> [PROBLEM DESCRIPTION]: Retrieve every line from the records in which the word "Maddie" occurs.

***** GIVEN ENTRIES *****

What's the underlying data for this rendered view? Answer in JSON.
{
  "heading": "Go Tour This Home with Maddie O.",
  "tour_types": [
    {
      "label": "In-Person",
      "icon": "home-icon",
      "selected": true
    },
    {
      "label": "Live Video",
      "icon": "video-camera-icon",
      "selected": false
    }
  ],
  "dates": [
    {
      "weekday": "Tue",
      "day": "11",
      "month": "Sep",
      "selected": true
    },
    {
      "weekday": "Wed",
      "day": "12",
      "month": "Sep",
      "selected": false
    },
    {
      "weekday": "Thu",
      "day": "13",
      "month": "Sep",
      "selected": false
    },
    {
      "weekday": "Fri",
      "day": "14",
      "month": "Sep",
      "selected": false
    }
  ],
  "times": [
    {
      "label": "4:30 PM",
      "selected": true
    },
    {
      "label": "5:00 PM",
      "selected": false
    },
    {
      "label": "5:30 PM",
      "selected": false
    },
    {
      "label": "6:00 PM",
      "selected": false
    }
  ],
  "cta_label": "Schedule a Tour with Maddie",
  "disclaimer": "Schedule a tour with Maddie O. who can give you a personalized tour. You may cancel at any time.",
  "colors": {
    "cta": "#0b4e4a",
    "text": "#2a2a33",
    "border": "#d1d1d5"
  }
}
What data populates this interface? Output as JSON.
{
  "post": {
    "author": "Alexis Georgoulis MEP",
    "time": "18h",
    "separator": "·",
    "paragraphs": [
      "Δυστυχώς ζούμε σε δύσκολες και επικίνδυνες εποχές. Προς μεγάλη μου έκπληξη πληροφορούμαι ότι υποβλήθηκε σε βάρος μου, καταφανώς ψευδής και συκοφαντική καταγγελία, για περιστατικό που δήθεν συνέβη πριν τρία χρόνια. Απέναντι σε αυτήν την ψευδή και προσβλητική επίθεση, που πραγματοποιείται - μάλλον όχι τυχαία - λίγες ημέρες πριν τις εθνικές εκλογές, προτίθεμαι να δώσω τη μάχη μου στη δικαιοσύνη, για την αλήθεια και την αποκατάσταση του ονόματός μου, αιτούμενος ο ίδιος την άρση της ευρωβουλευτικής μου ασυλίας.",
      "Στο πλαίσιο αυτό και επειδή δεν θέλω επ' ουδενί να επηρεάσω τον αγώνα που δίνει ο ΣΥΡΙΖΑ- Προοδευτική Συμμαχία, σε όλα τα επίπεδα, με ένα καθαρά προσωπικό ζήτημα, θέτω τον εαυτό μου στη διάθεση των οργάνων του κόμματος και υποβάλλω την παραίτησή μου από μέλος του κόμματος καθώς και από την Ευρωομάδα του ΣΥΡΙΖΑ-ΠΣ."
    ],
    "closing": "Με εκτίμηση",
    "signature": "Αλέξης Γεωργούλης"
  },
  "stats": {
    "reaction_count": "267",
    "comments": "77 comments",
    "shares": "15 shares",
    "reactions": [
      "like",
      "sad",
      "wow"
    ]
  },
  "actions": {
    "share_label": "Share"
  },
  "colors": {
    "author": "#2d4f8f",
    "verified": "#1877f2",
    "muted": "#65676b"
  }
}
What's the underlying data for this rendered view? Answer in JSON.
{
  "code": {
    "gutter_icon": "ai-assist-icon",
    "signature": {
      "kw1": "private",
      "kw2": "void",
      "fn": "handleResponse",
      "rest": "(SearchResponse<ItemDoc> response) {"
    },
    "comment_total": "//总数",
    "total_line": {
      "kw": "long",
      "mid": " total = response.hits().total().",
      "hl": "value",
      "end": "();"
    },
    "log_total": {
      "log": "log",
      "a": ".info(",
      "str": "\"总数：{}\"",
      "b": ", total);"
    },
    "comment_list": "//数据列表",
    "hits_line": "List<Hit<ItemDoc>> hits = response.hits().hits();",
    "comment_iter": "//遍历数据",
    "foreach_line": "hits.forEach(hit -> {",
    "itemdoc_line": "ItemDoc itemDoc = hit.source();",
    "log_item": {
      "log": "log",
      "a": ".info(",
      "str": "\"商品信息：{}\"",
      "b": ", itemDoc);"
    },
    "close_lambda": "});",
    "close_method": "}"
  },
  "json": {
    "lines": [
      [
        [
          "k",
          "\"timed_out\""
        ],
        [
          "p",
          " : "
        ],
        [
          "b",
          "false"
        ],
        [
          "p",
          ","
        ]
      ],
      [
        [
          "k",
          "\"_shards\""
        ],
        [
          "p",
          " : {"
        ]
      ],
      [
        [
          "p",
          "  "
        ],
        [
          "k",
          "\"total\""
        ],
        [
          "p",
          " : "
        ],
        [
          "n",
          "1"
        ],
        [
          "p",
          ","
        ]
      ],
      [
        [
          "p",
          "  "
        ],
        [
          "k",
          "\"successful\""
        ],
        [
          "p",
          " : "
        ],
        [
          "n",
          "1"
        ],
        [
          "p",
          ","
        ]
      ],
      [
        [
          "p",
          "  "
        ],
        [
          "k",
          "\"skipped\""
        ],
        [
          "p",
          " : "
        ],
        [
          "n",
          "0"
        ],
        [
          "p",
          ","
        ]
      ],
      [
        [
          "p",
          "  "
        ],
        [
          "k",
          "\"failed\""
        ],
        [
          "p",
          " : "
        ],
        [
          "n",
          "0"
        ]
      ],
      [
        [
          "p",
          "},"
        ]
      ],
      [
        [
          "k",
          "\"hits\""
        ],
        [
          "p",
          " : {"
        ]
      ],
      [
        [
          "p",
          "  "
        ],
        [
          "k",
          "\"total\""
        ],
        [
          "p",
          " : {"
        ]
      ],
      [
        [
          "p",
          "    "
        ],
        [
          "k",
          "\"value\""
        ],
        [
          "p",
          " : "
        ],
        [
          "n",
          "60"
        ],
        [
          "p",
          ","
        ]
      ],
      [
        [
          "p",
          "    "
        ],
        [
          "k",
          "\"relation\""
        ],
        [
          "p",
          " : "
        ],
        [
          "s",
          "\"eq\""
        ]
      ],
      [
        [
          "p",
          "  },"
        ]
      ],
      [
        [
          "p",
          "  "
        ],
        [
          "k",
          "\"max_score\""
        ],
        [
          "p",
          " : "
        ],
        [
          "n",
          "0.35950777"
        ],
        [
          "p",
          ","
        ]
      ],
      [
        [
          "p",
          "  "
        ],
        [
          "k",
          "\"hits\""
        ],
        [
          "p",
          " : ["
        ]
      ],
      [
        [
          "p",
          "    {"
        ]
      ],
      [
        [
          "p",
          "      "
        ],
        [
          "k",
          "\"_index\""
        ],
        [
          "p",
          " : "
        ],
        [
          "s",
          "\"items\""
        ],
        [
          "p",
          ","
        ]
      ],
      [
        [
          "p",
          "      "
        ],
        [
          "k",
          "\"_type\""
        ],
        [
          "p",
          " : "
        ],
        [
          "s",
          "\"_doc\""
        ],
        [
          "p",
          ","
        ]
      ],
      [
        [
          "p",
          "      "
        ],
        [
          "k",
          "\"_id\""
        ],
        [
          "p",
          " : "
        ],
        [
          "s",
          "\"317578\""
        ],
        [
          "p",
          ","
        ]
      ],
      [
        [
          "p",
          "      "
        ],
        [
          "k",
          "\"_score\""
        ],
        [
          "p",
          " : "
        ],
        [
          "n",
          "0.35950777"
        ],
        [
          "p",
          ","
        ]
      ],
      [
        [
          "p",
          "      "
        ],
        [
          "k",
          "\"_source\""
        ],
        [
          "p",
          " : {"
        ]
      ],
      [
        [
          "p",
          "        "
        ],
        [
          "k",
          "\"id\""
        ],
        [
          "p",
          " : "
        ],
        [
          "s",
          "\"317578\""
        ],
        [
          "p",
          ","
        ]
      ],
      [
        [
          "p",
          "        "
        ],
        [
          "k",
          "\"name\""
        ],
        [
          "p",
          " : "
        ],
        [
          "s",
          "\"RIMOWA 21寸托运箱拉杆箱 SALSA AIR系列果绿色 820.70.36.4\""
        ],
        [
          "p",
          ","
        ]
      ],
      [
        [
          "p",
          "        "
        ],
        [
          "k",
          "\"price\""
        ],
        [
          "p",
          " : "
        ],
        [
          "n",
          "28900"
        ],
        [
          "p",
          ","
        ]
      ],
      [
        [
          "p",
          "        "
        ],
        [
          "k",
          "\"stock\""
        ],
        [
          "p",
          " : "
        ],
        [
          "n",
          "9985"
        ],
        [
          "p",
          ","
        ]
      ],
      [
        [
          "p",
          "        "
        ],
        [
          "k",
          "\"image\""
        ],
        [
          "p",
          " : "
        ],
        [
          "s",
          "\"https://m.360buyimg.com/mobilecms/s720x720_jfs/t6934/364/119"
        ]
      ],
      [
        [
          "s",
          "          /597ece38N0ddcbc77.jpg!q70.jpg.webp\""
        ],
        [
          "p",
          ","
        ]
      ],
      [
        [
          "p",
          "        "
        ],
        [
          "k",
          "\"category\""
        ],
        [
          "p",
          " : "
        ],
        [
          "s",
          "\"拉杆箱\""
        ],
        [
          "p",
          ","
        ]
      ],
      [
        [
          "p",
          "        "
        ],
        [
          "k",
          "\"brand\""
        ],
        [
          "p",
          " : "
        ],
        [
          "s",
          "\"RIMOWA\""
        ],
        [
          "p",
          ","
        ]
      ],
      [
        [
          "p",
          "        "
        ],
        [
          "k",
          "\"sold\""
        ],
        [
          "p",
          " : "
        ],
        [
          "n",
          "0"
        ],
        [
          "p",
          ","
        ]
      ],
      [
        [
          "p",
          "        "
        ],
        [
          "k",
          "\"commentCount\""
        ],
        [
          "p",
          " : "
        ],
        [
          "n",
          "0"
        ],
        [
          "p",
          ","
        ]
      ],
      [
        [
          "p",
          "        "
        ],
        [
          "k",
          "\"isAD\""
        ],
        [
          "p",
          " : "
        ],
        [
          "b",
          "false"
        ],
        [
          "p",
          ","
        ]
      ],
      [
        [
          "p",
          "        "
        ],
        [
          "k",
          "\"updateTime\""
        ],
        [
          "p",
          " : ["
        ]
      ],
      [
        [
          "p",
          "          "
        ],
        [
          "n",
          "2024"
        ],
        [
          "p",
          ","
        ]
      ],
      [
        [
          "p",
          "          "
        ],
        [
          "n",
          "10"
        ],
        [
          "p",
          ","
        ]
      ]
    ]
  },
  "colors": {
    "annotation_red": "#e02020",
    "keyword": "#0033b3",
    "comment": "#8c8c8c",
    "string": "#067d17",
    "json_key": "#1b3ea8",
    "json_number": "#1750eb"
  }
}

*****

> [RESPONSE TO THE TASK]:
  "heading": "Go Tour This Home with Maddie O.",
  "cta_label": "Schedule a Tour with Maddie",
  "disclaimer": "Schedule a tour with Maddie O. who can give you a personalized tour. You may cancel at any time.",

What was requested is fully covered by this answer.